Search This Blog

Thursday, February 12, 2009

External review should encompass full merits review and discretion to disclose.

Whether an external Freedom of Information review body should have power to require release of an otherwise exempt document- either on public interest or other grounds- is one of those important policy matters that can spark plenty of debate.

It's an issue several submitters are running up to the Senate Public Administration and Finance Committee in Canberra this afternoon.The Federal Act since enactment has stipulated that a finding by the AAT that a document is exempt is the end of the matter.
Elsewhere the Victorian Civil and Administrative Appeals Tribunal has legislative power to exercise an override discretion where it decides the public interest "requires" disclosure of an otherwise exempt document. The courts have narrowly defined requires to mean necessitates or compels.

In NSW there is no specific legislative power in the relevant legislation but the Supreme Court (Nicholas J) in University of New South Wales v McGuirk [2006] NSWSC 1362 at [102] ended years of uncertainty and differing decisions by tribunal members when it decided that the Tribunal had the same discretion as the original decision-maker in every case where a document has been found to be exempt: that is to consider whether disclosure or non disclosure was the correct and proper decision, consistent with the objects of the Act.

In IPART v Services Sydney [2008] NSWADTAP 79 the Tribunal Appeal Panel has qualified the effect of the McGuirk decision. Although not the central point in the case, the Appeal Panel decided [46] that the discretion did not extend to documents found to be exempt under clauses 1, 2 and 4- "restricted documents" in the language of the NSW Act.

The main issue before the Appeal Panel was the interpretation of the NSW FOI Act concerning Tribunal review powers when an agency has decided that a document is exempt under clauses 1,2 or 4 .The Act (Section 57) states that the Tribunal is to consider and decide whether there are "reasonable grounds for the claim." The issue was whether Section 57 was a specific contrary provision that ousted the more general Tribunal powers on review set out in Section 53 of the Administrative Decisions Tribunal Act:to make the "correct and preferable " decision on the status of the document, that is undertake full merits review of the original decision.

The Appeal Panel [33-45] accepted a submission that the High Court in the McKinnon case had established a relevant precedent for what constitutes
a ‘reasonable grounds’ inquiry.

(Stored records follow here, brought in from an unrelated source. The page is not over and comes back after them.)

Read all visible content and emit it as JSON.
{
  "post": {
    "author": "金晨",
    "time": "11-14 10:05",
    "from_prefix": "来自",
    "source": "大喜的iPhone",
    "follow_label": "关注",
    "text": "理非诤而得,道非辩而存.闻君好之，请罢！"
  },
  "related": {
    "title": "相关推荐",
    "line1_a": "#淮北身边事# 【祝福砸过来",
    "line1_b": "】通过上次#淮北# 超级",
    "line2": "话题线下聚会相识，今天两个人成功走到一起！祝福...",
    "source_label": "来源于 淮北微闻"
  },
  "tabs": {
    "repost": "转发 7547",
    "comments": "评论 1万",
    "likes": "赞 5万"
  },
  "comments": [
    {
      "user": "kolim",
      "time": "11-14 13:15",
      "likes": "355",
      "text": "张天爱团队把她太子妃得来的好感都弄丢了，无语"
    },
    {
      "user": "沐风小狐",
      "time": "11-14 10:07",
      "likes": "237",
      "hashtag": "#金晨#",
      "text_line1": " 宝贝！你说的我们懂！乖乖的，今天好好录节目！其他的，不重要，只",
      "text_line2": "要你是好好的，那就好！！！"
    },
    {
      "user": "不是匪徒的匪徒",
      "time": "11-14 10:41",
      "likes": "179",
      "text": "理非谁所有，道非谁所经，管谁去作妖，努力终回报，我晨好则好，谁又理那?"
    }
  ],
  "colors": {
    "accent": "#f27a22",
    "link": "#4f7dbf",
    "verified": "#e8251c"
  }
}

That case involved consideration of what the law required when review was sought of a decision to issue a conclusive certificate - whether there were reasonable grounds for the claim.There was enough said in the judgments of the majority to satisfy the Appeal Panel that the High Court had accepted that when an act set out two different procedures for review Parliament meant the more particular to limit the more general. That is where the NSW FOI Act stipulated a "reasonable grounds" review for a decision that a document was exempt, this served to limit the Tribunal's general powers to undertake full merits review of the decision.

In my opinion full external merits review of decisions to refuse access should be available for all exemption claims. The Federal Government appears to have accepted this and has a bill before Parliament which will achieve this result. What an irony that the significance of the High Court's decision in McKinnon will wane in the Federal arena as a result, but in line with this Tribunal decision will continue to limit full review in NSW of any decision to claim documents as exempt as cabinet documents or, of even more concern, of documents claimed exempt under Clause 4 (law enforcement and public safety), an exemption used very frequently by NSW Police. All this in a state where the Premier has announced the end of secrecy and plans to turn the Freedom of Information Act on its head.

The NSW Ombudsman's review report didn't include any commentary or specific recommendations on these matters. The Premier should commit,
in the new Open Government Information era, to full merits review for all exemption claims and to an override discretion for the external review body.

No comments:

Post a Comment